══ DATA ══

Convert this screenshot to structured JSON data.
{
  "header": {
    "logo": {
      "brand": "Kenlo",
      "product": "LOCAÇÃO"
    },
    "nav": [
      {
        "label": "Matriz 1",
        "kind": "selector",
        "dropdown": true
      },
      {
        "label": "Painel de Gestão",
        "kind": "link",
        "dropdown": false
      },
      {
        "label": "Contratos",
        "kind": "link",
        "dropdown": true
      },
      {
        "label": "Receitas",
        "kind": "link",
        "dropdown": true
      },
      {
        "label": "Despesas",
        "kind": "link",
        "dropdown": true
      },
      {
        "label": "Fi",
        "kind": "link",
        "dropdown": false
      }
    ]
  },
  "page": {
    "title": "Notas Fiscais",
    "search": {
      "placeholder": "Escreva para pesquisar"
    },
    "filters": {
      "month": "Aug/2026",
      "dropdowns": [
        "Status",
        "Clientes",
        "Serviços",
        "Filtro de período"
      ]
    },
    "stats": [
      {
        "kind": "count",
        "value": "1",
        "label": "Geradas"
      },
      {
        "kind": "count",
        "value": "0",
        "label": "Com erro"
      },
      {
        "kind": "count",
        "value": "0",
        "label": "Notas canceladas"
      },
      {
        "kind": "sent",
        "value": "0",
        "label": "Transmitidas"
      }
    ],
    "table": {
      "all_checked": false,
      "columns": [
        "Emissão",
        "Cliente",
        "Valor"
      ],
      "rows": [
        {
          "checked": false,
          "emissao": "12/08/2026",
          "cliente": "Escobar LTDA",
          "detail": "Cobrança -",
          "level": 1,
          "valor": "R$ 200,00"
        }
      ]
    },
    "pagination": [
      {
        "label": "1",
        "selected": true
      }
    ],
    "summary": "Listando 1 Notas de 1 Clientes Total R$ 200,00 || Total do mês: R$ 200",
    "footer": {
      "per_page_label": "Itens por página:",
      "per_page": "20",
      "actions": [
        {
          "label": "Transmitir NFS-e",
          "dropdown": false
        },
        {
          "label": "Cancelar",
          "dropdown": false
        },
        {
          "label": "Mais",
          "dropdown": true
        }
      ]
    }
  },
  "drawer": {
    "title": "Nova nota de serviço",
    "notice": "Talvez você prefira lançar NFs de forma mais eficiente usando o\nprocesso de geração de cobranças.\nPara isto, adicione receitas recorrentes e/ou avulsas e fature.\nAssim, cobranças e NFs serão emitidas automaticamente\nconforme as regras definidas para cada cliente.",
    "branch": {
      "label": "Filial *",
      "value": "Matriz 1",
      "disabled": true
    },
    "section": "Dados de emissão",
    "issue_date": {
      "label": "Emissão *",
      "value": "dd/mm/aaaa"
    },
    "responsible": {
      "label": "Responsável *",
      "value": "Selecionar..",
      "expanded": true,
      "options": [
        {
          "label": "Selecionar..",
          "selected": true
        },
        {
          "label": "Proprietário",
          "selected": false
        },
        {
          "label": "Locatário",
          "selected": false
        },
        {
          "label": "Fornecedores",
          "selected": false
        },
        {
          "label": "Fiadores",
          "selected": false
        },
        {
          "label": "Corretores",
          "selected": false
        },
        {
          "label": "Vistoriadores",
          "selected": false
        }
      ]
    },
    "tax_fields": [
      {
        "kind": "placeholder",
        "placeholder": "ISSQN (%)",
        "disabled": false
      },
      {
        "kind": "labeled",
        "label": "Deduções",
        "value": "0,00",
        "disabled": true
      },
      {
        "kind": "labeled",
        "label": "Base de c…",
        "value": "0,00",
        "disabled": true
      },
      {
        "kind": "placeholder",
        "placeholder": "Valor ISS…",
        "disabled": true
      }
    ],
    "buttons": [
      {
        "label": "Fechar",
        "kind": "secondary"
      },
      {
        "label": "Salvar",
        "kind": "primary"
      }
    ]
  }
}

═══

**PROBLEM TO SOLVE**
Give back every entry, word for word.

**SOLUTION**
Convert this screenshot to structured JSON data.
{
  "header": {
    "logo": {
      "brand": "Kenlo",
      "product": "LOCAÇÃO"
    },
    "nav": [
      {
        "label": "Matriz 1",
        "kind": "selector",
        "dropdown": true
      },
      {
        "label": "Painel de Gestão",
        "kind": "link",
        "dropdown": false
      },
      {
        "label": "Contratos",
        "kind": "link",
        "dropdown": true
      },
      {
        "label": "Receitas",
        "kind": "link",
        "dropdown": true
      },
      {
        "label": "Despesas",
        "kind": "link",
        "dropdown": true
      },
      {
        "label": "Fi",
        "kind": "link",
        "dropdown": false
      }
    ]
  },
  "page": {
    "title": "Notas Fiscais",
    "search": {
      "placeholder": "Escreva para pesquisar"
    },
    "filters": {
      "month": "Aug/2026",
      "dropdowns": [
        "Status",
        "Clientes",
        "Serviços",
        "Filtro de período"
      ]
    },
    "stats": [
      {
        "kind": "count",
        "value": "1",
        "label": "Geradas"
      },
      {
        "kind": "count",
        "value": "0",
        "label": "Com erro"
      },
      {
        "kind": "count",
        "value": "0",
        "label": "Notas canceladas"
      },
      {
        "kind": "sent",
        "value": "0",
        "label": "Transmitidas"
      }
    ],
    "table": {
      "all_checked": false,
      "columns": [
        "Emissão",
        "Cliente",
        "Valor"
      ],
      "rows": [
        {
          "checked": false,
          "emissao": "12/08/2026",
          "cliente": "Escobar LTDA",
          "detail": "Cobrança -",
          "level": 1,
          "valor": "R$ 200,00"
        }
      ]
    },
    "pagination": [
      {
        "label": "1",
        "selected": true
      }
    ],
    "summary": "Listando 1 Notas de 1 Clientes Total R$ 200,00 || Total do mês: R$ 200",
    "footer": {
      "per_page_label": "Itens por página:",
      "per_page": "20",
      "actions": [
        {
          "label": "Transmitir NFS-e",
          "dropdown": false
        },
        {
          "label": "Cancelar",
          "dropdown": false
        },
        {
          "label": "Mais",
          "dropdown": true
        }
      ]
    }
  },
  "drawer": {
    "title": "Nova nota de serviço",
    "notice": "Talvez você prefira lançar NFs de forma mais eficiente usando o\nprocesso de geração de cobranças.\nPara isto, adicione receitas recorrentes e/ou avulsas e fature.\nAssim, cobranças e NFs serão emitidas automaticamente\nconforme as regras definidas para cada cliente.",
    "branch": {
      "label": "Filial *",
      "value": "Matriz 1",
      "disabled": true
    },
    "section": "Dados de emissão",
    "issue_date": {
      "label": "Emissão *",
      "value": "dd/mm/aaaa"
    },
    "responsible": {
      "label": "Responsável *",
      "value": "Selecionar..",
      "expanded": true,
      "options": [
        {
          "label": "Selecionar..",
          "selected": true
        },
        {
          "label": "Proprietário",
          "selected": false
        },
        {
          "label": "Locatário",
          "selected": false
        },
        {
          "label": "Fornecedores",
          "selected": false
        },
        {
          "label": "Fiadores",
          "selected": false
        },
        {
          "label": "Corretores",
          "selected": false
        },
        {
          "label": "Vistoriadores",
          "selected": false
        }
      ]
    },
    "tax_fields": [
      {
        "kind": "placeholder",
        "placeholder": "ISSQN (%)",
        "disabled": false
      },
      {
        "kind": "labeled",
        "label": "Deduções",
        "value": "0,00",
        "disabled": true
      },
      {
        "kind": "labeled",
        "label": "Base de c…",
        "value": "0,00",
        "disabled": true
      },
      {
        "kind": "placeholder",
        "placeholder": "Valor ISS…",
        "disabled": true
      }
    ],
    "buttons": [
      {
        "label": "Fechar",
        "kind": "secondary"
      },
      {
        "label": "Salvar",
        "kind": "primary"
      }
    ]
  }
}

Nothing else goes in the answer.